The monkey brain reacts strangely to new artwork produced by artificial intelligence.
AI-generated images were purposely given to macaques in order to stimulate more brain activity in the monkeys than photos of actual items did. According to study published in the May 3 Science, the AI might potentially create patterns that would excite certain neurons while inhibiting others.
It’s possible that new types of neuroscience research or cures for mental illnesses may result from this unheard-of control over brain activity via visuals. Another indication of how accurately AIs may mimic brain function is the AI’s ability to play the monkey brain like a violin.
The artificial neural network, a computer model made up of synthetic neurons and inspired by the ventral stream, is the source of the new mind-bending pictures. This is a brain neuronal circuit related to vision . By examining a collection of over 1.3 million tagged photographs, the AI developed the ability to “see.” The AI was then given instructions to create images that would influence particular ventral stream neurons in the brain.

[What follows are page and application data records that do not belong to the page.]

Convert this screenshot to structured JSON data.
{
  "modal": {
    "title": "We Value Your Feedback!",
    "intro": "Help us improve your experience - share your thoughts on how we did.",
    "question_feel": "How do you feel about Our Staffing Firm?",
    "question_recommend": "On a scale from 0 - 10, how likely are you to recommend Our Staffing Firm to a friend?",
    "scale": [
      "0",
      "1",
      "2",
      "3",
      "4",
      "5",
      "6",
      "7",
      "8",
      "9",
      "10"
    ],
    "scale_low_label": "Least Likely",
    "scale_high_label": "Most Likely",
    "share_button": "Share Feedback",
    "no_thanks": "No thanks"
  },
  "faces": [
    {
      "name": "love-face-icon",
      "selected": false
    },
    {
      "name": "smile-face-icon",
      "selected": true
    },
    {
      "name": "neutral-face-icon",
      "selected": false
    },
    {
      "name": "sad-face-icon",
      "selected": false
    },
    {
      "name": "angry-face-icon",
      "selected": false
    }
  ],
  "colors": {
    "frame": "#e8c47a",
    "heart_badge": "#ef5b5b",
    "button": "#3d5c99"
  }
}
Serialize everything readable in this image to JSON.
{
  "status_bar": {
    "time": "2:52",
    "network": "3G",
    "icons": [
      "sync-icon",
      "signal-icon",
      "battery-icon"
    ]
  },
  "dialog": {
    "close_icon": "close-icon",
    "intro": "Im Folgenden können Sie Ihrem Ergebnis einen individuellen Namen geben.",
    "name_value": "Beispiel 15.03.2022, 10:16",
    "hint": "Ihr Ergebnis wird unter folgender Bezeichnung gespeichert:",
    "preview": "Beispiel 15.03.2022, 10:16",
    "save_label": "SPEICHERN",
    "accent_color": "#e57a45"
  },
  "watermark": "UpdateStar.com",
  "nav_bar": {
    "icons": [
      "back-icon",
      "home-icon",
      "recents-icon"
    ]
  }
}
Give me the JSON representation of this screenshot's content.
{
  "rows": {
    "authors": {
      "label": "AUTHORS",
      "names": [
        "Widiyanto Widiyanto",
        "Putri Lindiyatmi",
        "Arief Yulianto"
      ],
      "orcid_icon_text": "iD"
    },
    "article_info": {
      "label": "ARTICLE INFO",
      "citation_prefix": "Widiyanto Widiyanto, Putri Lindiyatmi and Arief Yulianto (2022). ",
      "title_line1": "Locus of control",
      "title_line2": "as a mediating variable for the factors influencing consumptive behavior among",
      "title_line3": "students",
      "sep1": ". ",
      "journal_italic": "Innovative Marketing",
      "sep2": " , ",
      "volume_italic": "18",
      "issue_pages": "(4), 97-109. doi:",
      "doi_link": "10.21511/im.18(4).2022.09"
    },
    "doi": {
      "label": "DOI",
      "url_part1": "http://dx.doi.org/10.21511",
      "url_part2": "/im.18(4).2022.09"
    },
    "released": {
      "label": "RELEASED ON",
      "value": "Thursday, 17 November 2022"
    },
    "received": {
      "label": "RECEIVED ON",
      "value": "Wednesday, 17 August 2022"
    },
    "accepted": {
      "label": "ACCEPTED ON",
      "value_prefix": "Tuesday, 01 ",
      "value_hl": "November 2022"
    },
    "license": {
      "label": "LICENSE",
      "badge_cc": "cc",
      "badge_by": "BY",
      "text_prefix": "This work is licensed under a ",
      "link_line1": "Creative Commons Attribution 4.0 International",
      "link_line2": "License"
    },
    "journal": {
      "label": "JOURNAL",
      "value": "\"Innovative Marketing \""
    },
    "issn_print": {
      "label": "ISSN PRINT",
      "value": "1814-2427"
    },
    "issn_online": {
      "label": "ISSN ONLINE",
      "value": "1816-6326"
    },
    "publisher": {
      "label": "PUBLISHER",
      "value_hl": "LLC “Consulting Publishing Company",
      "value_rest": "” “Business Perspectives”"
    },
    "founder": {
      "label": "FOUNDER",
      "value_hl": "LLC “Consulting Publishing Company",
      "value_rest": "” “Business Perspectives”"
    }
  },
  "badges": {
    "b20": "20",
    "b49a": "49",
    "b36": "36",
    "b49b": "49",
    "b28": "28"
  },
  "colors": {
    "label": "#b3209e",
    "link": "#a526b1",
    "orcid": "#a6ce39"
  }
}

Any image viewed causes some sort of neural activation in the brain. However, MIT neuroscientist Kohitij Kar and his team were interested in determining if the AI-generated visuals might cause certain brain reactions of their choice. Three macaques with microelectrodes for neuron monitoring were shown these photographs by the researchers.
In one experiment, regardless of how it affected other neurons, the AI sought to design patterns that would most stimulate neurons at a particular location in the ventral stream. Artificial intelligence (AI)-generated images stimulated neurons in 40 of the 59 brain locations studied more than any image of a real-world item, such as a bear, a car, or a face. Neurons usually fired 39% more often in response to the AI pictures than in response to real-world images.
The AI designs increased the rate at which ventral stream neurons fired, even when the monkeys were shown already created patterns meant to stimulate these cells.
In a another experiment, the AI created patterns that were designed to make certain neurons at one target location go crazy while reducing activity at other sites. AI-produced pictures greatly outperformed real-world images in isolating brain activity to the target location for 25 of 33 sites. According to research coauthor Pouya Bashivan, a computational neuroscientist at MIT, although this manipulation is not currently flawless, future AIs with more advanced designs and training data may exercise tighter control.
Arash Afraz, a neurologist at the National Institute of Mental Health in Bethesda, Maryland who was not engaged in the work, calls it “magnificent technological development.”
To determine what each neuron in the brain is in charge of, scientists “may seek to produce a certain pattern of activity in the brain” during neuroscience tests, according to Afraz. Rolling up your sleeves, opening up the cranium, and inserting something like electrodes is the “straight method to achieve that.” In order to noninvasively manipulate neurons in ways that weren’t before conceivable, “we now have a new tool in our arsenal.”
According to Bashivan, artificial intelligence-generated visuals that control cerebral activity may potentially result in novel therapies for conditions including post-traumatic stress disorder, anxiety, or “anything that would have to do with mood.” People may one day be comforted by seeing visuals that an AI specifically designed to improve mood, in a manner similar to how people utilize light therapy boxes to treat seasonal affective disorder or look at serene nature sights to unwind .
These studies offer fresh knowledge on the nature of AI in addition to demonstrating a novel method for manipulating neurons. The ventral stream’s greatest computer models come from artificial neural networks, according to neuroscientists.
These artificial intelligences (AIs) are very good at identifying things in images because the virtual neurons in computer programs are built in a similar design to biological ones. According to Ed Connor, a neurologist at Johns Hopkins University who was not involved in the research, there has been some disagreement on how really brainlike these AIs are in terms of how they receive and comprehend visual inputs.
According to Connor, this computer software does certainly comprehend visual information in a manner that is analogous to the primate brain since monkey neurons responded to AI-created visuals exactly how the AI intended. “This nails it in a way that will persuade doubters, including myself,” the author said.
Scientists may be able to learn more about human vision by researching artificial neural networks if they are able to “see” in a manner that closely resembles the brain. Future researchers could forego using monkeys and mice in favor of studying the neurological activity inside AIs .
The ability to do any dream experiment on a system that is entirely accessible in a manner that the brain is not may be provided by research on these virtual neurons, according to Connor.